## Task instructions
With pictures omitted, restate the data word for word.

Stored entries
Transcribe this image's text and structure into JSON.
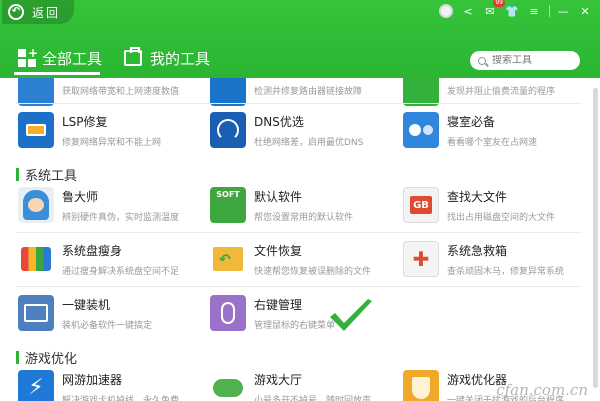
{
  "header": {
    "back_label": "返回",
    "tabs": [
      {
        "label": "全部工具",
        "active": true
      },
      {
        "label": "我的工具",
        "active": false
      }
    ],
    "search_placeholder": "搜索工具",
    "mail_badge": "99",
    "accent_color": "#2bb532"
  },
  "top_row": [
    {
      "desc": "获取网络带宽和上网速度数值",
      "icon": "speed-icon"
    },
    {
      "desc": "检测并修复路由器链接故障",
      "icon": "router-icon"
    },
    {
      "desc": "发现并阻止偷费流量的程序",
      "icon": "flow-icon"
    }
  ],
  "network_row": [
    {
      "name": "LSP修复",
      "desc": "修复网络异常和不能上网",
      "icon": "lsp-icon"
    },
    {
      "name": "DNS优选",
      "desc": "杜绝网络差，启用最优DNS",
      "icon": "dns-icon"
    },
    {
      "name": "寝室必备",
      "desc": "看看哪个室友在占网速",
      "icon": "dorm-icon"
    }
  ],
  "system_section": {
    "title": "系统工具",
    "rows": [
      [
        {
          "name": "鲁大师",
          "desc": "辨别硬件真伪，实时监测温度",
          "icon": "ludashi-icon"
        },
        {
          "name": "默认软件",
          "desc": "帮您设置常用的默认软件",
          "icon": "soft-icon",
          "icon_text": "SOFT"
        },
        {
          "name": "查找大文件",
          "desc": "找出占用磁盘空间的大文件",
          "icon": "gb-icon",
          "icon_text": "GB"
        }
      ],
      [
        {
          "name": "系统盘瘦身",
          "desc": "通过瘦身解决系统盘空间不足",
          "icon": "slim-icon"
        },
        {
          "name": "文件恢复",
          "desc": "快速帮您恢复被误删除的文件",
          "icon": "recover-icon"
        },
        {
          "name": "系统急救箱",
          "desc": "查杀顽固木马，修复异常系统",
          "icon": "firstaid-icon"
        }
      ],
      [
        {
          "name": "一键装机",
          "desc": "装机必备软件一键搞定",
          "icon": "install-icon"
        },
        {
          "name": "右键管理",
          "desc": "管理鼠标的右键菜单",
          "icon": "mouse-icon"
        }
      ]
    ]
  },
  "game_section": {
    "title": "游戏优化",
    "rows": [
      [
        {
          "name": "网游加速器",
          "desc": "解决游戏卡机掉线，永久免费",
          "icon": "accelerator-icon"
        },
        {
          "name": "游戏大厅",
          "desc": "小号多开不掉号，随时回放声",
          "icon": "gamepad-icon"
        },
        {
          "name": "游戏优化器",
          "desc": "一键关闭干扰游戏的后台程序",
          "icon": "optimizer-icon"
        }
      ]
    ]
  },
  "watermark": "cfan.com.cn"
}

## Reply
Transcribe this image's text and structure into JSON.
{
  "header": {
    "back_label": "返回",
    "tabs": [
      {
        "label": "全部工具",
        "active": true
      },
      {
        "label": "我的工具",
        "active": false
      }
    ],
    "search_placeholder": "搜索工具",
    "mail_badge": "99",
    "accent_color": "#2bb532"
  },
  "top_row": [
    {
      "desc": "获取网络带宽和上网速度数值",
      "icon": "speed-icon"
    },
    {
      "desc": "检测并修复路由器链接故障",
      "icon": "router-icon"
    },
    {
      "desc": "发现并阻止偷费流量的程序",
      "icon": "flow-icon"
    }
  ],
  "network_row": [
    {
      "name": "LSP修复",
      "desc": "修复网络异常和不能上网",
      "icon": "lsp-icon"
    },
    {
      "name": "DNS优选",
      "desc": "杜绝网络差，启用最优DNS",
      "icon": "dns-icon"
    },
    {
      "name": "寝室必备",
      "desc": "看看哪个室友在占网速",
      "icon": "dorm-icon"
    }
  ],
  "system_section": {
    "title": "系统工具",
    "rows": [
      [
        {
          "name": "鲁大师",
          "desc": "辨别硬件真伪，实时监测温度",
          "icon": "ludashi-icon"
        },
        {
          "name": "默认软件",
          "desc": "帮您设置常用的默认软件",
          "icon": "soft-icon",
          "icon_text": "SOFT"
        },
        {
          "name": "查找大文件",
          "desc": "找出占用磁盘空间的大文件",
          "icon": "gb-icon",
          "icon_text": "GB"
        }
      ],
      [
        {
          "name": "系统盘瘦身",
          "desc": "通过瘦身解决系统盘空间不足",
          "icon": "slim-icon"
        },
        {
          "name": "文件恢复",
          "desc": "快速帮您恢复被误删除的文件",
          "icon": "recover-icon"
        },
        {
          "name": "系统急救箱",
          "desc": "查杀顽固木马，修复异常系统",
          "icon": "firstaid-icon"
        }
      ],
      [
        {
          "name": "一键装机",
          "desc": "装机必备软件一键搞定",
          "icon": "install-icon"
        },
        {
          "name": "右键管理",
          "desc": "管理鼠标的右键菜单",
          "icon": "mouse-icon"
        }
      ]
    ]
  },
  "game_section": {
    "title": "游戏优化",
    "rows": [
      [
        {
          "name": "网游加速器",
          "desc": "解决游戏卡机掉线，永久免费",
          "icon": "accelerator-icon"
        },
        {
          "name": "游戏大厅",
          "desc": "小号多开不掉号，随时回放声",
          "icon": "gamepad-icon"
        },
        {
          "name": "游戏优化器",
          "desc": "一键关闭干扰游戏的后台程序",
          "icon": "optimizer-icon"
        }
      ]
    ]
  },
  "watermark": "cfan.com.cn"
}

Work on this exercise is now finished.